TM: Can you talk about your book, Crime Seen?

KL: I felt very strongly that enough had already been written about the bad guys, and now it was time to tell the good guys’ stories—the police officers, families, victims. Stories that don’t usually get written.

Everybody usually has a keen interest in the bad guy and knowing all about what their crimes were. It always troubled me that you can name a serial killer and people are like, “Oh, I’ve heard of them.”—“Do you know who their victims were?”—“No, I don’t remember any of the names.” You know, I feel kind of bad. That’s why I wrote this book.

I tried to tell real-life stories, how investigations impacted me. […] The book ends with “There is life after policing”—very cathartic for me. I didn’t allow myself to get close to victims while I was working on the cases. Number one, it wasn’t my job to interact with victims, [and you] try not to think about them. So in writing my book, I tried to be thoughtful in writing about them, and find out who they are and how they are, and let myself become emotional about their stories. It really helped round out my career, because now I’ve taken everyone into consideration.

TM: Can you share an anecdote about overcoming your challenges?

KL: Sometimes, particularly for police officers, it’s hard to know when you want to retire. I had a fantastic career and I was really struggling with, “When am I going to go? When is it going to be enough?” I could never find that right time. I passed when I could have retired at 30 years. […]

One day I got a call from my cousin. He’d gotten hired by the OPP and he wanted to come and thank me. He lived up in northern Ontario and for about five years—it was mostly email—we’d talk back and forth, mostly suggestions. Like we’re doing tonight at the Living Library. He decided he wanted to be an officer and [it was] just [a] bonus that he got on the OPP.  So he came into my office. […] At the end before he left, he said, “I’m going to graduate in a couple of months. Would you give [me] my badge?” And I said, “Sure.” Then when he walked out I walked down the hall to my financial assistance and said, “I just found my right time to leave.”

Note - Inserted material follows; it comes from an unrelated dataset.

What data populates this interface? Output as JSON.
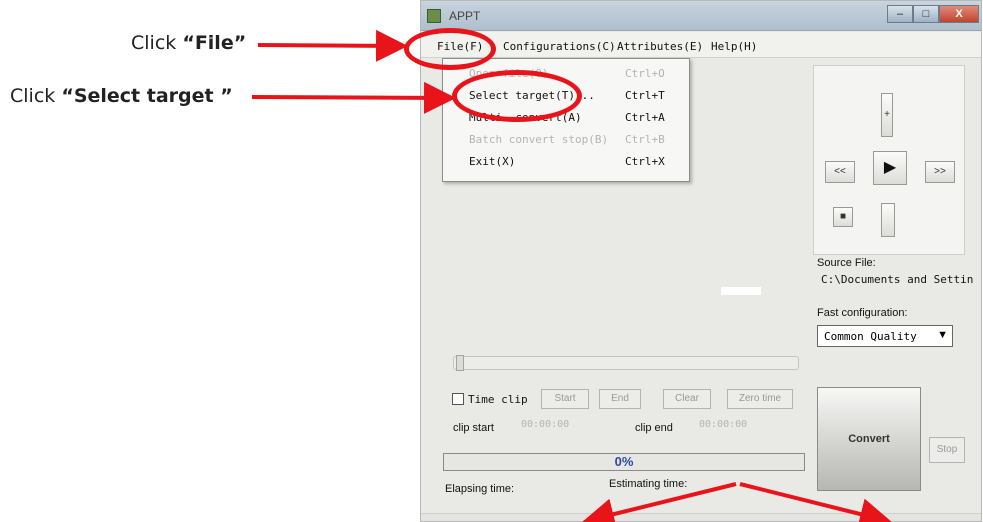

I thought if I’m going to pass the torch to someone, that’s the guy I want to pass it to. Not only did I find my right time, but it ended up being a family member. My last assignment on my last day was giving him his badge. That was a very cool experience for me. I thought it might be some big case, yet it was something—in the big scheme of things—something very small that was the most important.